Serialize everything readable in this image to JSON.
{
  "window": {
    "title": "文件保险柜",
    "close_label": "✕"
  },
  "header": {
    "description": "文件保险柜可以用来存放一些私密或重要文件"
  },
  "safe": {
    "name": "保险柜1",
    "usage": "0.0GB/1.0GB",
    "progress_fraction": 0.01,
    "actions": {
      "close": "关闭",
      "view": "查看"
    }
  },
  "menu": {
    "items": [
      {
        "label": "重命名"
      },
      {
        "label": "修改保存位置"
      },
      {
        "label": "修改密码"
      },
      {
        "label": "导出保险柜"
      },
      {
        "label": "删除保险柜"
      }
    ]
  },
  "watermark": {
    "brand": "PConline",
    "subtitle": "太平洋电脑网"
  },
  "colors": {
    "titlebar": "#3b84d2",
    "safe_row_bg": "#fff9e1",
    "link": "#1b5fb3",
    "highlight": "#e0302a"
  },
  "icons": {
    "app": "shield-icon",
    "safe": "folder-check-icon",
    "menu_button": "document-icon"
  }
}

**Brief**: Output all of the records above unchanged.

**Answer to this exercise**:
Serialize everything readable in this image to JSON.
{
  "window": {
    "title": "文件保险柜",
    "close_label": "✕"
  },
  "header": {
    "description": "文件保险柜可以用来存放一些私密或重要文件"
  },
  "safe": {
    "name": "保险柜1",
    "usage": "0.0GB/1.0GB",
    "progress_fraction": 0.01,
    "actions": {
      "close": "关闭",
      "view": "查看"
    }
  },
  "menu": {
    "items": [
      {
        "label": "重命名"
      },
      {
        "label": "修改保存位置"
      },
      {
        "label": "修改密码"
      },
      {
        "label": "导出保险柜"
      },
      {
        "label": "删除保险柜"
      }
    ]
  },
  "watermark": {
    "brand": "PConline",
    "subtitle": "太平洋电脑网"
  },
  "colors": {
    "titlebar": "#3b84d2",
    "safe_row_bg": "#fff9e1",
    "link": "#1b5fb3",
    "highlight": "#e0302a"
  },
  "icons": {
    "app": "shield-icon",
    "safe": "folder-check-icon",
    "menu_button": "document-icon"
  }
}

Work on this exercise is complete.